Here in the Netherlands they use large herbivores like highland cattle an konik horses to graze naturereserves. To replace the large grazing mamals like auerochs they use now semiwild cattle like
Heckcattle.
A good example are the Oostvaardersplassen here where reddeer, konik horses and Heck cattle are used to create an open habitat with a rich biodiversity.

wildexperiments.com/genealogy/

http://www.ark.eu/ark/cgi/kaart.cgi?sit ... europa,ARK in Nederland

http://www.stichtingtaurus.nl/NIEUWS/in ... =recent#50

rewildingeurope.com

About the aurochs, Bos primigenius, it was an animal what used to graze on natural grasland of floodplaines. But probably due to the work of beaves along rivers and streams you got this semi open floodforest-floodplainmeadow wich did atrackt a lot of herbivores like auerochs and red deer.
The word auer in Gereman means floodforest. Un auerwold is a flatforest.

Alexander


Alexander
Posts: 2448
Joined: Tue Nov 06, 2007 5:14 am
Location: Leidschendam, The Netherlands. (52 N latitude)

Re: Flooding UK, both locally and regionally.

Post by Alexander » Tue Jan 28, 2014 6:33 pm

About those Heckcattle, some people call them auerochs. But they are not. They are smaller, the horns are not like the real auerochs, sometimes you will see calfs wich have features of domistication etcetera.

Now in The Netherlands Tauros are working to recreate un almost identical looking animal. They do this by lookining at the genetic makeup of the auerochs and by using primitive cattle races wich still exist till today. Aim is to get an animal wich gets up to 180 cm or more, wich can look after itself in a natural environnement. Defend itself against attack by bears and wolves. Can withstand brutal winters and hot summer. And has the same collor, type of horns and behaviour as the auerochs.

And this animals should fill up the ecolgical niche in European nature, ones occupied by the auerochs

Alexander


User avatar
cordyman
Posts: 7129
Joined: Mon Aug 17, 2009 10:24 pm
Location: Northwest UK

Re: Flooding UK, both locally and regionally.

Post by cordyman » Sat Feb 01, 2014 4:50 pm

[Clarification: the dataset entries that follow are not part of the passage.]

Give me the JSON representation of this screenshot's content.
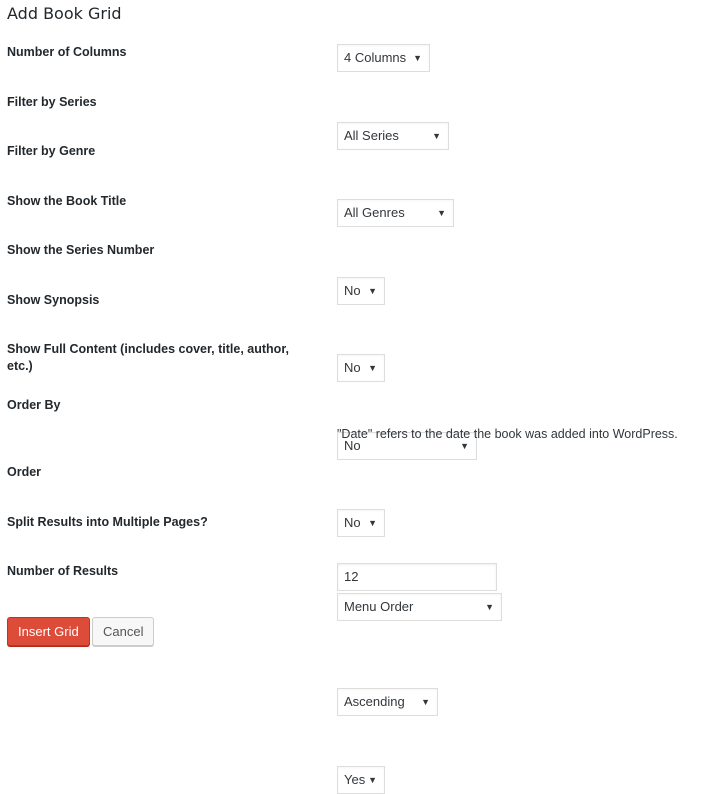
{
  "title": "Add Book Grid",
  "fields": [
    {
      "label": "Number of Columns",
      "value": "4 Columns"
    },
    {
      "label": "Filter by Series",
      "value": "All Series"
    },
    {
      "label": "Filter by Genre",
      "value": "All Genres"
    },
    {
      "label": "Show the Book Title",
      "value": "No"
    },
    {
      "label": "Show the Series Number",
      "value": "No"
    },
    {
      "label": "Show Synopsis",
      "value": "No"
    },
    {
      "label": "Show Full Content (includes cover, title, author, etc.)",
      "value": "No"
    },
    {
      "label": "Order By",
      "value": "Menu Order",
      "description": "\"Date\" refers to the date the book was added into WordPress."
    },
    {
      "label": "Order",
      "value": "Ascending"
    },
    {
      "label": "Split Results into Multiple Pages?",
      "value": "Yes"
    },
    {
      "label": "Number of Results",
      "value": "12"
    }
  ],
  "buttons": {
    "insert": "Insert Grid",
    "cancel": "Cancel"
  },
  "icons": {
    "dropdown_arrow": "▼"
  }
}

Heres the % of rain map for January, I think i've been protected by the peak district to the East so although its been wet, more drizzly than monsoon...

Image



looks like the tip of the north has been the place for dryness :D


Nigel
Posts: 2468
Joined: Tue Oct 23, 2007 8:16 am
Location: BACK IN BLIGHTY, BRISTOL
Contact:

Re: Flooding UK, both locally and regionally.

Post by Nigel » Sat Feb 01, 2014 9:14 pm

And on the other side of the pond they have quite the opposite problem...........
http://www.bbc.co.uk/news/world-us-canada-25996522
Hardypalms is now open http://www.hardy-palms.co.uk Discounts for HTUK members on request.


Post Reply